    The county’s underinsured motorist policy with Wisconsin County Mutual Insurance Company covered employees “while using an automobile within the scope of his or her employment or authority.” The term “using” was the operative word in litigation.

    The officer wasn’t “using” her squad car when she exited the vehicle to help the underinsured driver, who was stuck behind a pedestrian walkway near baggage claim. But was she “using” the underinsured vehicle by assisting its reentry into traffic?

    In Jackson v. Wisconsin County Mutual Ins. Co., 2012AP1644 (April 23, 2013), a three-judge panel for the District I Wisconsin Court of Appeals answered in the affirmative, reversing a lower court decision that granted summary judgment to the insurer.

    “We hold that the policy’s phrase ‘while using an automobile within the scope of his or her employment or authority’ does not require that the insured be using one of the automobiles for which the policy was issued,” wrote Judge Ralph Adam Fine.

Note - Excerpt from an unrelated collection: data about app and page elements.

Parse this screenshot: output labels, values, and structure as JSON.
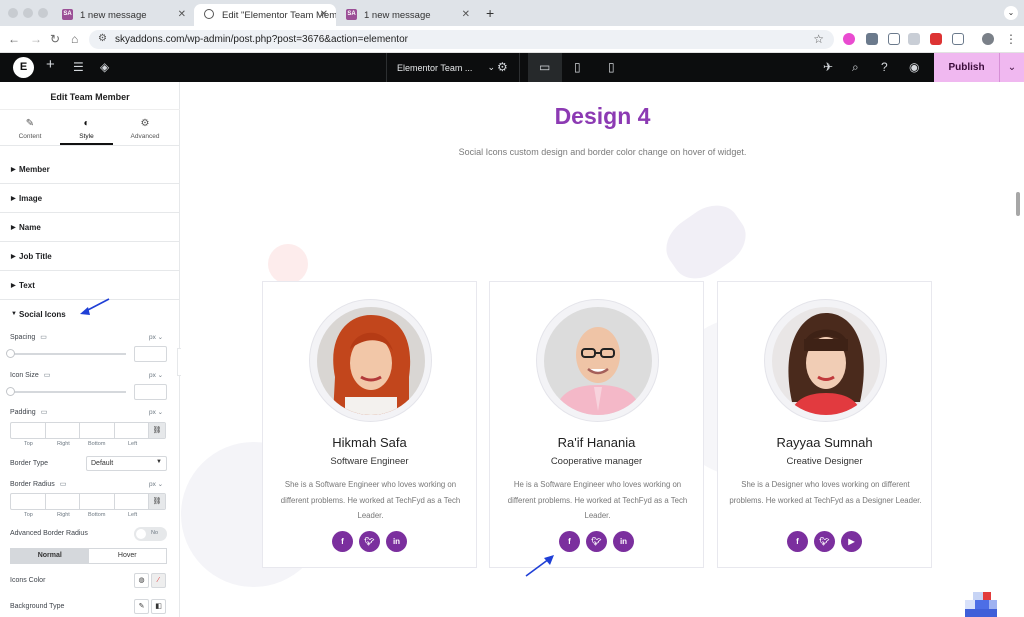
{
  "browser": {
    "tabs": [
      {
        "label": "1 new message",
        "favicon": "SA"
      },
      {
        "label": "Edit \"Elementor Team Memb",
        "favicon": "globe"
      },
      {
        "label": "1 new message",
        "favicon": "SA"
      }
    ],
    "new_tab": "+",
    "url": "skyaddons.com/wp-admin/post.php?post=3676&action=elementor"
  },
  "editor": {
    "logo": "E",
    "document_title": "Elementor Team ...",
    "publish_label": "Publish"
  },
  "panel": {
    "title": "Edit Team Member",
    "tabs": [
      {
        "label": "Content",
        "icon": "pencil-icon"
      },
      {
        "label": "Style",
        "icon": "half-circle-icon"
      },
      {
        "label": "Advanced",
        "icon": "gear-icon"
      }
    ],
    "sections": [
      "Member",
      "Image",
      "Name",
      "Job Title",
      "Text",
      "Social Icons"
    ],
    "controls": {
      "spacing": "Spacing",
      "icon_size": "Icon Size",
      "padding": "Padding",
      "border_type": "Border Type",
      "border_type_value": "Default",
      "border_radius": "Border Radius",
      "advanced_border_radius": "Advanced Border Radius",
      "advanced_toggle": "No",
      "unit": "px",
      "dim_top": "Top",
      "dim_right": "Right",
      "dim_bottom": "Bottom",
      "dim_left": "Left",
      "normal": "Normal",
      "hover": "Hover",
      "icons_color": "Icons Color",
      "background_type": "Background Type"
    }
  },
  "canvas": {
    "title": "Design 4",
    "subtitle": "Social Icons custom design and border color change on hover of widget.",
    "members": [
      {
        "name": "Hikmah Safa",
        "role": "Software Engineer",
        "desc": "She is a Software Engineer who loves working on different problems. He worked at TechFyd as a Tech Leader.",
        "socials": [
          "f",
          "t",
          "in"
        ]
      },
      {
        "name": "Ra'if Hanania",
        "role": "Cooperative manager",
        "desc": "He is a Software Engineer who loves working on different problems. He worked at TechFyd as a Tech Leader.",
        "socials": [
          "f",
          "t",
          "in"
        ]
      },
      {
        "name": "Rayyaa Sumnah",
        "role": "Creative Designer",
        "desc": "She is a Designer who loves working on different problems. He worked at TechFyd as a Designer Leader.",
        "socials": [
          "f",
          "t",
          "yt"
        ]
      }
    ]
  },
  "colors": {
    "accent": "#8c3ab3",
    "social": "#7b2f9e",
    "publish": "#f0b8f0",
    "annotation_arrow": "#1f3fd6"
  }
}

    Also, it did not matter that deputy sheriff Rachelle Jackson was on foot, the panel ruled, because “using an automobile” under the policy included “driving, operating, manipulating, riding in and any other use,” which follows the definition of “using” found at Wis. Stat. section 632.32(2)(h) of Wisconsin’s auto insurance law.

    “No Wisconsin published decision has set the parameters of what the word ‘manipulating … and any other use” means in the context of this case,” Judge Fine wrote. “Nevertheless, Wisconsin has broadly defined ‘use.’”

    The panel noted that courts must consider a vehicle’s connection with the activities giving rise to the injury, and whether parties to an insurance policy could reasonably contemplate the risk.

    “Here, Jackson was ‘using’ the underinsured-driver’s car because her injuries directly ‘flowed from’ and ‘grew out of’ her helping the driver safely re-enter traffic – a responsibility that was obviously within the scope of her employment,” wrote Judge Fine, distinguishing other cases in which the injury did not flow from vehicle use.

    For instance, the panel cited other cases in which the injury was not “sufficiently connected” to use of the vehicle, including one where a minor driver stabbed an officer while the officer reached for partially hidden beer bottles within the vehicle.